What Is An – Arm’s Length Mortgage?

The term “arm’s length” is used by CRA to refer to how close or distant the borrower/property owner and the lender are in relation to each other.  According to the Income Tax Act, you are NOT considered to have an “arm’s length” relationship to a third party that is directly related to you through blood, marriage, or adoption. For example, Friends, Strangers, Uncles, Cousins are not considered to be related under the Act.

An “Arm’s Length Mortgage” therefore means a mortgage provided to any person or entity that is considered arm’s length to the lender.

Terms and Conditions

Just like most things in real estate the terms and conditions really comes down to what you can negotiate with the RRSP lender. this relates to the length of the term the interest ratethe payment structure. You could even structure upfront and or balloon payment that covered the entire amount of the interest on the RRSP mortgage.

There are however some minimum and maximums that you do need to follow.

  • 2% minimum and 30% maximum interest
  • maximum 35 year amortization
  • maximum 90% loan to value
  • maximum 10 year term

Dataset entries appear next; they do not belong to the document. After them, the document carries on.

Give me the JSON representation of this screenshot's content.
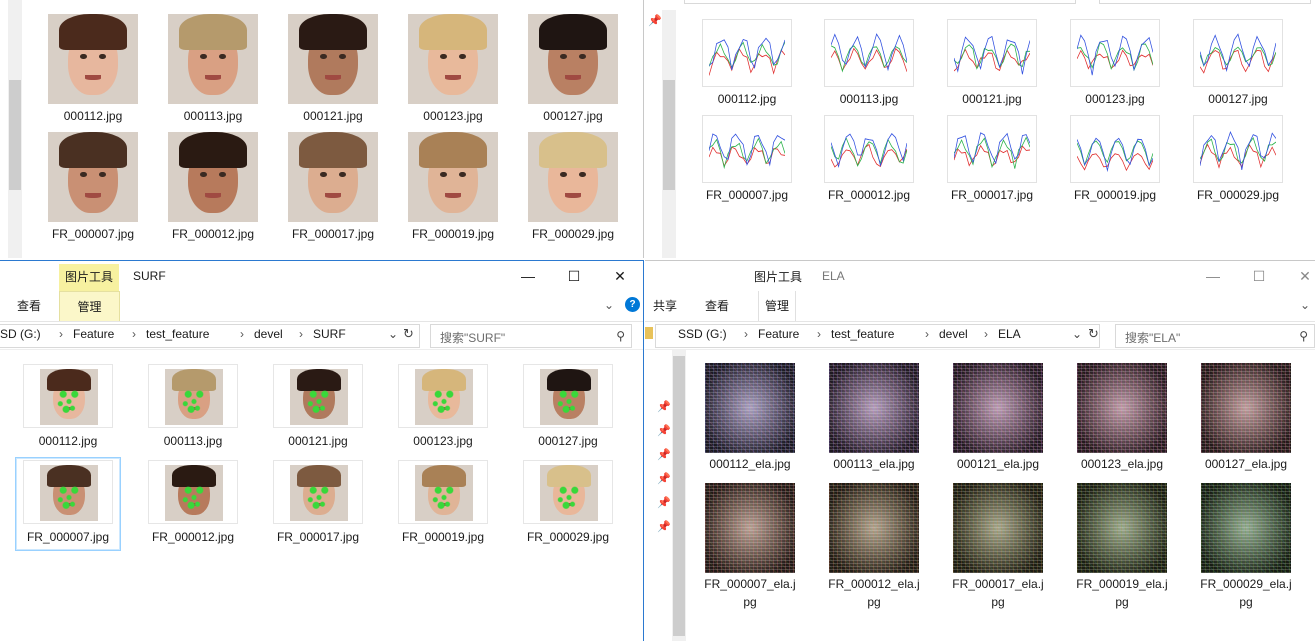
{
  "top_left": {
    "items": [
      {
        "name": "000112.jpg",
        "skin": "#e7b79e",
        "hair": "#4b2a1c"
      },
      {
        "name": "000113.jpg",
        "skin": "#d9a083",
        "hair": "#b59a6c"
      },
      {
        "name": "000121.jpg",
        "skin": "#b07a5d",
        "hair": "#2a1a14"
      },
      {
        "name": "000123.jpg",
        "skin": "#e8b99b",
        "hair": "#d6b67b"
      },
      {
        "name": "000127.jpg",
        "skin": "#b98063",
        "hair": "#1f1512"
      },
      {
        "name": "FR_000007.jpg",
        "skin": "#c99074",
        "hair": "#4a3022"
      },
      {
        "name": "FR_000012.jpg",
        "skin": "#b77a5c",
        "hair": "#2a1a12"
      },
      {
        "name": "FR_000017.jpg",
        "skin": "#dcad90",
        "hair": "#7d5a40"
      },
      {
        "name": "FR_000019.jpg",
        "skin": "#e0b497",
        "hair": "#a98156"
      },
      {
        "name": "FR_000029.jpg",
        "skin": "#e9b79a",
        "hair": "#d8c08b"
      }
    ]
  },
  "top_right": {
    "items": [
      "000112.jpg",
      "000113.jpg",
      "000121.jpg",
      "000123.jpg",
      "000127.jpg",
      "FR_000007.jpg",
      "FR_000012.jpg",
      "FR_000017.jpg",
      "FR_000019.jpg",
      "FR_000029.jpg"
    ]
  },
  "surf_window": {
    "ctx_tab": "图片工具",
    "title": "SURF",
    "ribbon": {
      "view": "查看",
      "manage": "管理"
    },
    "breadcrumb": [
      "SD (G:)",
      "Feature",
      "test_feature",
      "devel",
      "SURF"
    ],
    "search_placeholder": "搜索\"SURF\"",
    "items": [
      {
        "name": "000112.jpg",
        "skin": "#e7b79e",
        "hair": "#4b2a1c"
      },
      {
        "name": "000113.jpg",
        "skin": "#d9a083",
        "hair": "#b59a6c"
      },
      {
        "name": "000121.jpg",
        "skin": "#b07a5d",
        "hair": "#2a1a14"
      },
      {
        "name": "000123.jpg",
        "skin": "#e8b99b",
        "hair": "#d6b67b"
      },
      {
        "name": "000127.jpg",
        "skin": "#b98063",
        "hair": "#1f1512"
      },
      {
        "name": "FR_000007.jpg",
        "skin": "#c99074",
        "hair": "#4a3022",
        "selected": true
      },
      {
        "name": "FR_000012.jpg",
        "skin": "#b77a5c",
        "hair": "#2a1a12"
      },
      {
        "name": "FR_000017.jpg",
        "skin": "#dcad90",
        "hair": "#7d5a40"
      },
      {
        "name": "FR_000019.jpg",
        "skin": "#e0b497",
        "hair": "#a98156"
      },
      {
        "name": "FR_000029.jpg",
        "skin": "#e9b79a",
        "hair": "#d8c08b"
      }
    ]
  },
  "ela_window": {
    "ctx_tab": "图片工具",
    "title": "ELA",
    "ribbon": {
      "share": "共享",
      "view": "查看",
      "manage": "管理"
    },
    "breadcrumb": [
      "SSD (G:)",
      "Feature",
      "test_feature",
      "devel",
      "ELA"
    ],
    "search_placeholder": "搜索\"ELA\"",
    "items": [
      [
        "000112_ela.jpg"
      ],
      [
        "000113_ela.jpg"
      ],
      [
        "000121_ela.jpg"
      ],
      [
        "000123_ela.jpg"
      ],
      [
        "000127_ela.jpg"
      ],
      [
        "FR_000007_ela.j",
        "pg"
      ],
      [
        "FR_000012_ela.j",
        "pg"
      ],
      [
        "FR_000017_ela.j",
        "pg"
      ],
      [
        "FR_000019_ela.j",
        "pg"
      ],
      [
        "FR_000029_ela.j",
        "pg"
      ]
    ]
  },
  "nav_prev": "«",
  "refresh": "↻",
  "search_icon": "⚲",
  "colors": {
    "accent": "#0078d7",
    "ctx_tab": "#f7f1a0",
    "select_border": "#99d1ff"
  }
}
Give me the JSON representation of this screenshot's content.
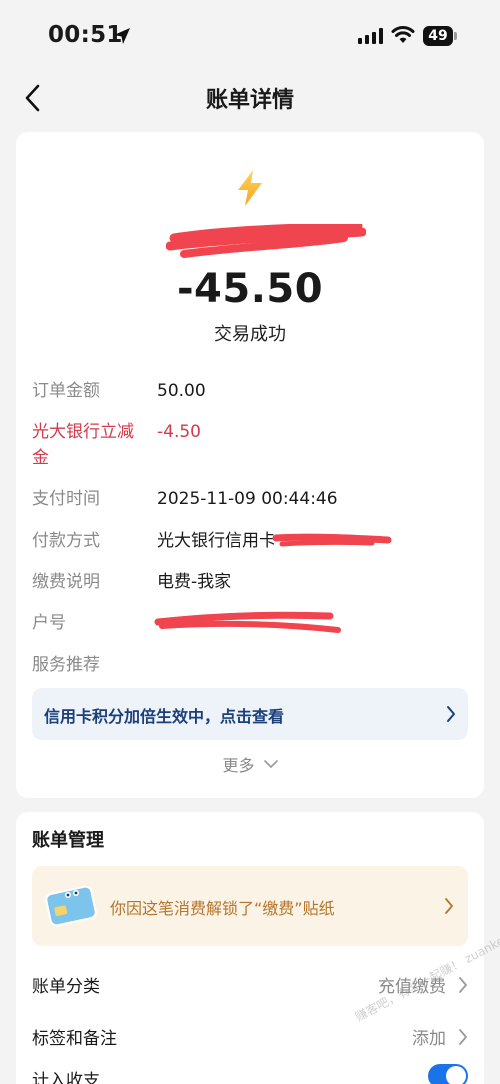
{
  "status_bar": {
    "time": "00:51",
    "battery": "49"
  },
  "nav": {
    "title": "账单详情"
  },
  "transaction": {
    "amount": "-45.50",
    "status": "交易成功"
  },
  "details": {
    "order_amount": {
      "label": "订单金额",
      "value": "50.00"
    },
    "discount": {
      "label": "光大银行立减金",
      "value": "-4.50"
    },
    "pay_time": {
      "label": "支付时间",
      "value": "2025-11-09 00:44:46"
    },
    "pay_method": {
      "label": "付款方式",
      "value": "光大银行信用卡"
    },
    "fee_note": {
      "label": "缴费说明",
      "value": "电费-我家"
    },
    "account_no": {
      "label": "户号",
      "value": ""
    },
    "service": {
      "label": "服务推荐"
    }
  },
  "promo": {
    "text": "信用卡积分加倍生效中，点击查看"
  },
  "more": {
    "label": "更多"
  },
  "manage": {
    "title": "账单管理",
    "sticker_text": "你因这笔消费解锁了“缴费”贴纸",
    "category": {
      "label": "账单分类",
      "value": "充值缴费"
    },
    "tags": {
      "label": "标签和备注",
      "value": "添加"
    },
    "partial_label": "计入收支"
  },
  "watermark": "赚客吧，有奖一起赚！ zuanke8.com",
  "colors": {
    "discount_red": "#d23b4b",
    "promo_blue": "#1b3f7a",
    "sticker_brown": "#b5752a",
    "toggle_blue": "#1a73e8",
    "redaction_red": "#f0454f",
    "bolt_orange": "#f5a623"
  },
  "icons": {
    "back": "chevron-left-icon",
    "bolt": "lightning-bolt-icon",
    "promo_chevron": "chevron-right-icon",
    "more_chevron": "chevron-down-icon",
    "sticker": "bank-card-sticker-icon"
  }
}
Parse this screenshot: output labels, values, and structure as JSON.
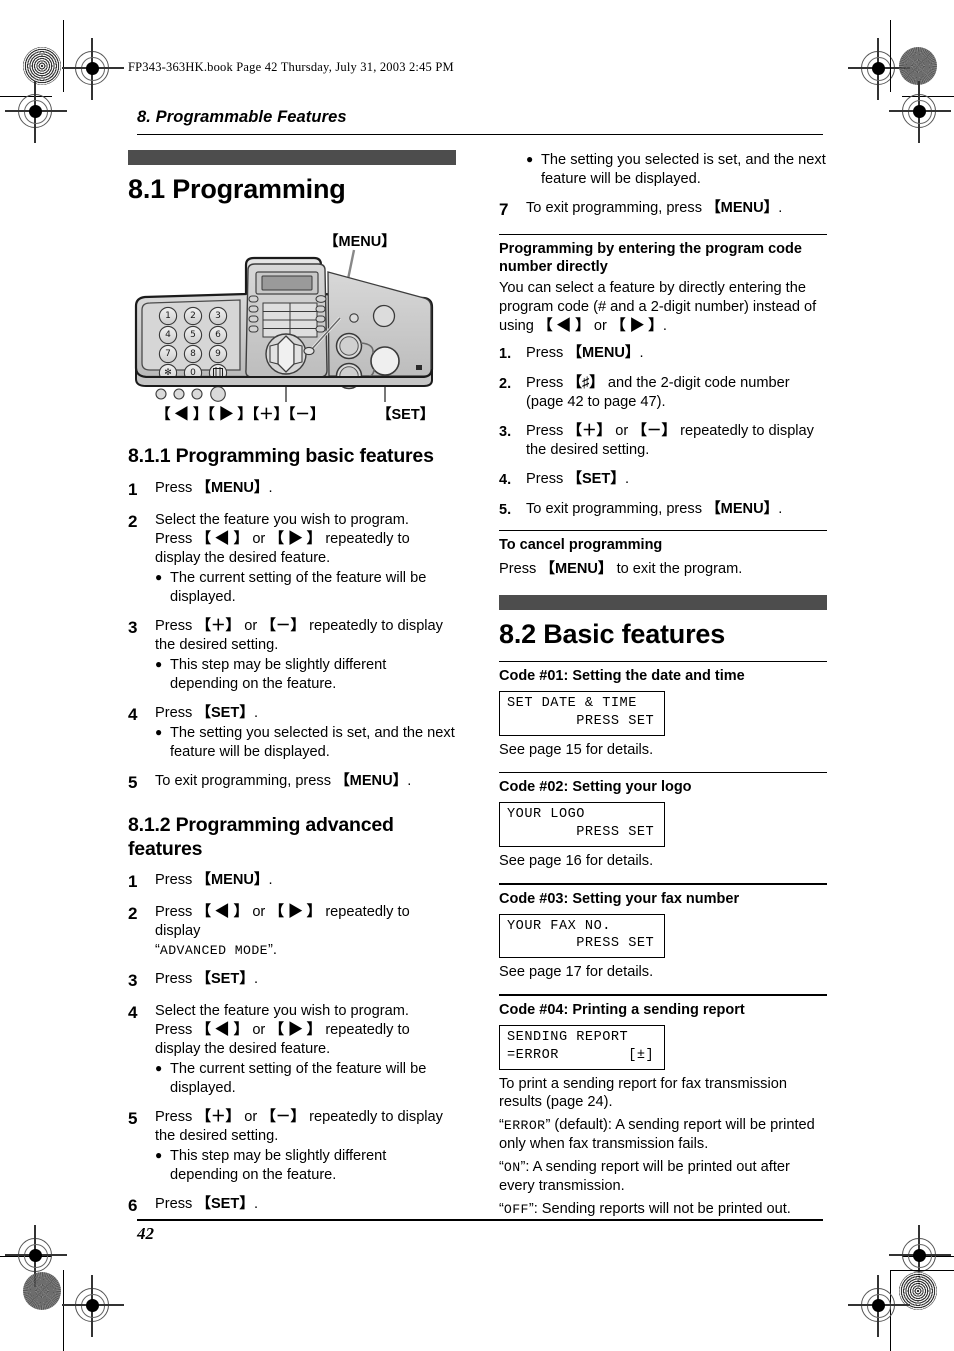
{
  "print_marks": {
    "note": "registration crosshairs and halftone dots"
  },
  "book_line": "FP343-363HK.book  Page 42  Thursday, July 31, 2003  2:45 PM",
  "running_head": "8. Programmable Features",
  "folio": "42",
  "left_column": {
    "section_title": "8.1 Programming",
    "figure": {
      "callout_menu": "【MENU】",
      "callout_nav": "【 ◀ 】【 ▶ 】【＋】【－】",
      "callout_set": "【SET】"
    },
    "subsection1": {
      "title": "8.1.1 Programming basic features",
      "steps": [
        {
          "num": "1",
          "text_parts": [
            "Press ",
            "【MENU】",
            "."
          ]
        },
        {
          "num": "2",
          "line1": "Select the feature you wish to program.",
          "line2_parts": [
            "Press ",
            "【 ◀ 】",
            " or ",
            "【 ▶ 】",
            " repeatedly to display the desired feature."
          ],
          "bullets": [
            "The current setting of the feature will be displayed."
          ]
        },
        {
          "num": "3",
          "line_parts": [
            "Press ",
            "【＋】",
            " or ",
            "【－】",
            " repeatedly to display the desired setting."
          ],
          "bullets": [
            "This step may be slightly different depending on the feature."
          ]
        },
        {
          "num": "4",
          "text_parts": [
            "Press ",
            "【SET】",
            "."
          ],
          "bullets": [
            "The setting you selected is set, and the next feature will be displayed."
          ]
        },
        {
          "num": "5",
          "text_parts": [
            "To exit programming, press ",
            "【MENU】",
            "."
          ]
        }
      ]
    },
    "subsection2": {
      "title": "8.1.2 Programming advanced features",
      "steps": [
        {
          "num": "1",
          "text_parts": [
            "Press ",
            "【MENU】",
            "."
          ]
        },
        {
          "num": "2",
          "line_parts": [
            "Press ",
            "【 ◀ 】",
            " or ",
            "【 ▶ 】",
            " repeatedly to display "
          ],
          "lcd_word": "ADVANCED MODE"
        },
        {
          "num": "3",
          "text_parts": [
            "Press ",
            "【SET】",
            "."
          ]
        },
        {
          "num": "4",
          "line1": "Select the feature you wish to program.",
          "line2_parts": [
            "Press ",
            "【 ◀ 】",
            " or ",
            "【 ▶ 】",
            " repeatedly to display the desired feature."
          ],
          "bullets": [
            "The current setting of the feature will be displayed."
          ]
        },
        {
          "num": "5",
          "line_parts": [
            "Press ",
            "【＋】",
            " or ",
            "【－】",
            " repeatedly to display the desired setting."
          ],
          "bullets": [
            "This step may be slightly different depending on the feature."
          ]
        },
        {
          "num": "6",
          "text_parts": [
            "Press ",
            "【SET】",
            "."
          ]
        }
      ]
    }
  },
  "right_column": {
    "top_bullet": "The setting you selected is set, and the next feature will be displayed.",
    "step7": {
      "num": "7",
      "text_parts": [
        "To exit programming, press ",
        "【MENU】",
        "."
      ]
    },
    "direct_entry": {
      "title": "Programming by entering the program code number directly",
      "intro_parts": [
        "You can select a feature by directly entering the program code (# and a 2-digit number) instead of using ",
        "【 ◀ 】",
        " or ",
        "【 ▶ 】",
        "."
      ],
      "steps": [
        {
          "num": "1.",
          "parts": [
            "Press ",
            "【MENU】",
            "."
          ]
        },
        {
          "num": "2.",
          "parts": [
            "Press ",
            "【♯】",
            " and the 2-digit code number (page 42 to page 47)."
          ]
        },
        {
          "num": "3.",
          "parts": [
            "Press ",
            "【＋】",
            " or ",
            "【－】",
            " repeatedly to display the desired setting."
          ]
        },
        {
          "num": "4.",
          "parts": [
            "Press ",
            "【SET】",
            "."
          ]
        },
        {
          "num": "5.",
          "parts": [
            "To exit programming, press ",
            "【MENU】",
            "."
          ]
        }
      ]
    },
    "cancel": {
      "title": "To cancel programming",
      "text_parts": [
        "Press ",
        "【MENU】",
        " to exit the program."
      ]
    },
    "section_title": "8.2 Basic features",
    "codes": [
      {
        "heading": "Code #01: Setting the date and time",
        "lcd": "SET DATE & TIME\n        PRESS SET",
        "note": "See page 15 for details."
      },
      {
        "heading": "Code #02: Setting your logo",
        "lcd": "YOUR LOGO\n        PRESS SET",
        "note": "See page 16 for details."
      },
      {
        "heading": "Code #03: Setting your fax number",
        "lcd": "YOUR FAX NO.\n        PRESS SET",
        "note": "See page 17 for details."
      },
      {
        "heading": "Code #04: Printing a sending report",
        "lcd": "SENDING REPORT\n=ERROR        [±]",
        "desc1": "To print a sending report for fax transmission results (page 24).",
        "opt1_word": "ERROR",
        "opt1_rest": "” (default): A sending report will be printed only when fax transmission fails.",
        "opt2_word": "ON",
        "opt2_rest": "”: A sending report will be printed out after every transmission.",
        "opt3_word": "OFF",
        "opt3_rest": "”: Sending reports will not be printed out."
      }
    ]
  },
  "colors": {
    "graybar": "#4d4d4d",
    "text": "#000000",
    "page": "#ffffff"
  }
}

When you find a potential investor who is interested in using their RRSPs to help you with financing really need to consider the amount of time and effort that you need to go through in order to get and maintain these funds. As a general rule of fun trying to utilize RRSPs that have less than $25,000 in them does not seem to work out well.  This comes down to the appraisal, legal, setup  and administrative costs to set up this type of mortgage.  These costs are often paid by the borrower, which can push up the annual cost of using this financing option.

What this really means is that you are giving them a fixed return on their  money in the RRSP over a set period of time.  The loan to value is going to be one of the things that will be important to the RRSP mortgage vender.  For example, if the property you own is worth $200,000 and you have a loan of $120,000 then a lender may only give you 75 to 80% loan to value. If you were to get 80% loan to value with the mortgage and $40,000 RRSP second mortgage.  The higher the loan-to-value the higher the risk to the lender. In most cases RRSP mortgages are second mortgages but if you are to get a first mortgage it would offer more flexibility to you as the borrower then some higher cost financing options like professional lenders.